Leveraged funds have become bullish on the kiwi for the first time since the start of January, according to data released last week by the Commodity Futures Trading Commission. They held a net long position of 1,845 contracts, compared with a net short position of 25,123 contracts as recently as August.

Positives for the kiwi can be found in its reduced valuation following recent declines, and easing US-China trade tensions that are improving the outlook for risk currencies.

The next big test will be New Zealand's first-quarter job data due this week. Employment growth is expected to quicken to 0.5 per cent, from 0.1 per cent in the previous three months, while private wages are also predicted to increase 0.5 per cent, according to a Bloomberg survey of economists before the numbers are published on Wednesday.

The labour data has taken on added significance since the government passed reforms last year giving the Reserve Bank of New Zealand a dual mandate to include employment in addition to price stability in determining its monetary policy.

There is still plenty of evidence to back the bear case. Swap markets are pricing in a 65 per cent chance that the central bank will cut rates at its May 8 meeting, compared with little to no odds of a move at that gathering in calculations made in late March.

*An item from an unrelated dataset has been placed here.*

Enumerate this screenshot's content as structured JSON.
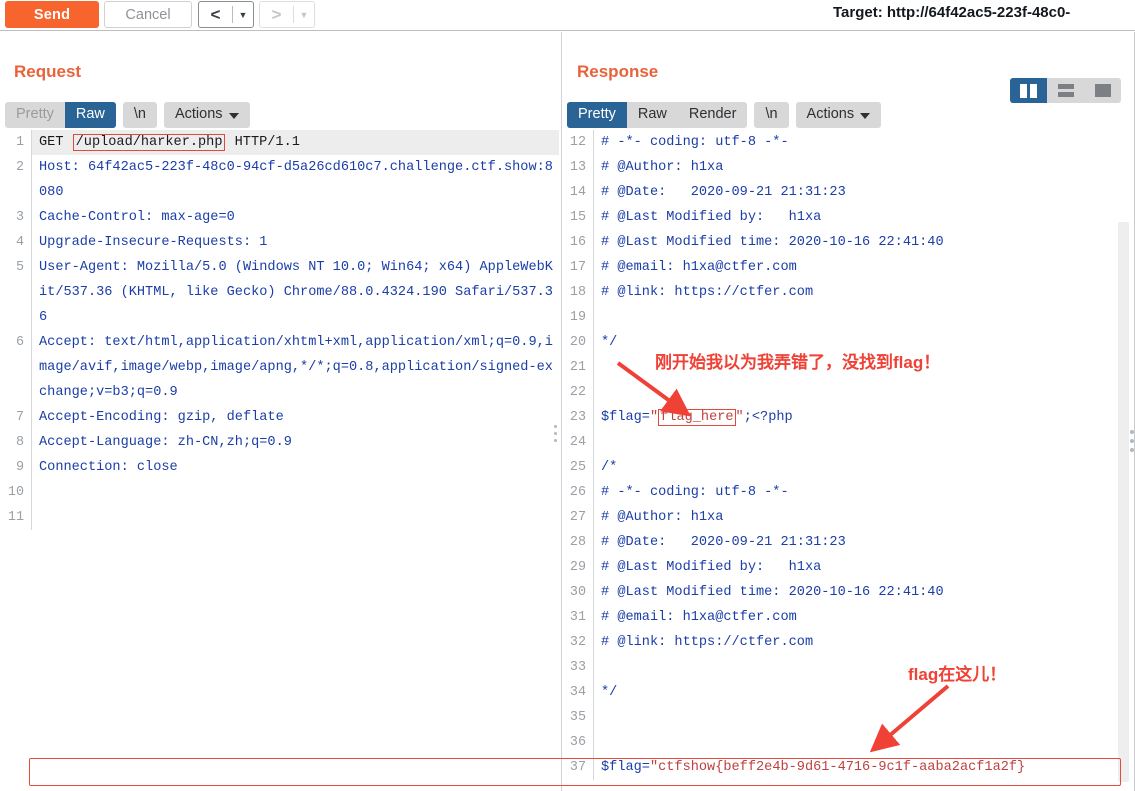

Any disappointment in this week's job numbers may see the local dollar take another leg down, and leave leveraged funds wishing they had held on to their short positions. BLOOMBERG